Ashcroft orders intelligence sharing protocols
WASHINGTON (CNN) -- Attorney General John Ashcroft Tuesday ordered all U.S. attorneys to develop protocols on sharing intelligence reports and other information among federal, state and local officials, declaring that "effective communication is vital" to defeating terrorists.
Speaking at the Anti-Terrorism Coordination Conference, Ashcroft said anti-terrorism task forces in each U.S. attorney's district should convene training sessions for state and local leaders on how to identify foreign intelligence and the best ways of sharing that information.
"A calculated, malignant, devastating evil has arisen in our world," Ashcroft said. "Civilization cannot ignore the wrongs that have been done. America will not tolerate their being repeated. Justice has a new mission, a new calling against an old evil."
The communication protocols, Ashcroft said, should be developed by December 1. The training sessions should be convened by January 31.
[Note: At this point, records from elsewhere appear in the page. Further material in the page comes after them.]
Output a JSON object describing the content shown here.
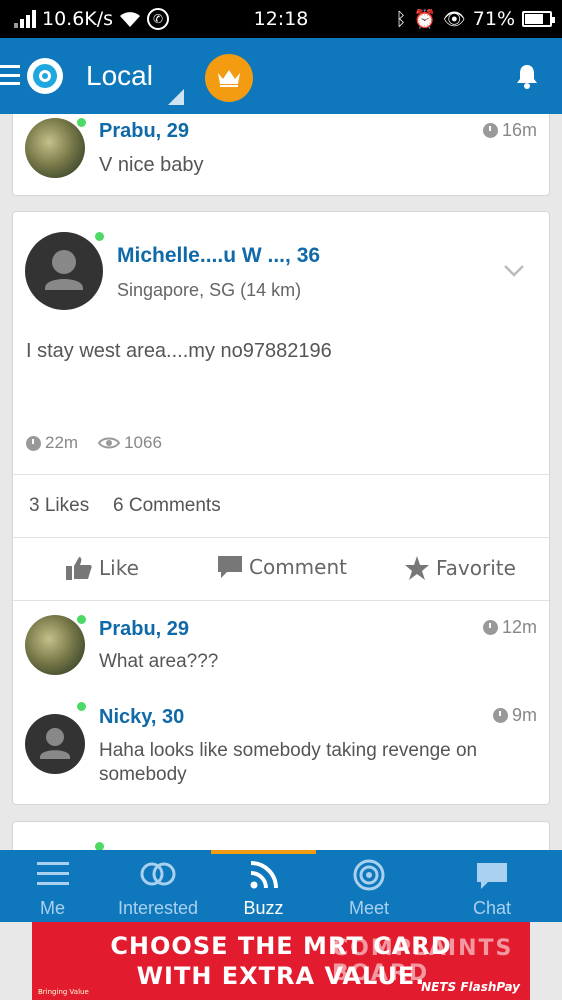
{
  "status_bar": {
    "network_speed": "10.6K/s",
    "time": "12:18",
    "battery": "71%"
  },
  "header": {
    "title": "Local"
  },
  "top_post": {
    "name": "Prabu, 29",
    "text": "V nice baby",
    "time": "16m"
  },
  "main_post": {
    "author": "Michelle....u W ..., 36",
    "location": "Singapore, SG",
    "distance": "(14 km)",
    "text": "I stay west area....my no97882196",
    "age": "22m",
    "views": "1066",
    "likes": "3 Likes",
    "comments": "6 Comments",
    "actions": {
      "like": "Like",
      "comment": "Comment",
      "favorite": "Favorite"
    }
  },
  "comments": [
    {
      "name": "Prabu, 29",
      "text": "What area???",
      "time": "12m"
    },
    {
      "name": "Nicky, 30",
      "text": "Haha looks like somebody taking revenge on somebody",
      "time": "9m"
    }
  ],
  "nav": {
    "me": "Me",
    "interested": "Interested",
    "buzz": "Buzz",
    "meet": "Meet",
    "chat": "Chat",
    "active": "Buzz"
  },
  "ad": {
    "line1": "CHOOSE THE MRT CARD",
    "line2": "WITH EXTRA VALUE.",
    "brand": "NETS FlashPay",
    "watermark": "COMPLAINTS BOARD",
    "tagline": "Bringing Value"
  },
  "colors": {
    "primary": "#0f78bd",
    "accent": "#f39c12",
    "name_blue": "#0f6aa7",
    "online": "#4cd964"
  }
}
The attorney general said he would make available $9.3 million to support state and local participation in the anti-terrorism task forces in each U.S. attorney's district. That money, which would come to about $100,000 for each task force, could be used to hire an intelligence analyst or purchase communications equipment, he said.
Ashcroft, who last week announced a revamping of the Justice Department's mission to focus on anti-terrorism efforts, stressed the need for law enforcement agencies at the state and local levels to develop better intelligence-gathering skills and for federal agencies to improve their ability to share information.
"This intelligence-gathering initiative only serves to underscore the obvious: September 11 changed us and changed the way we do our jobs," Ashcroft said.
See related sites about Law
Note: Pages will open in a new browser window
External sites are not endorsed by CNN Interactive.
LAW TOP STORIES:
Robert Blake goes to court
High court allows anti-abortion protests outside clinics
Father of terror victim seeks court ruling to help his lawsuit
Title IX minority pushes enforcement, not change
Owners of Olympic winner's training rink guilty of fraud
|Back to the top|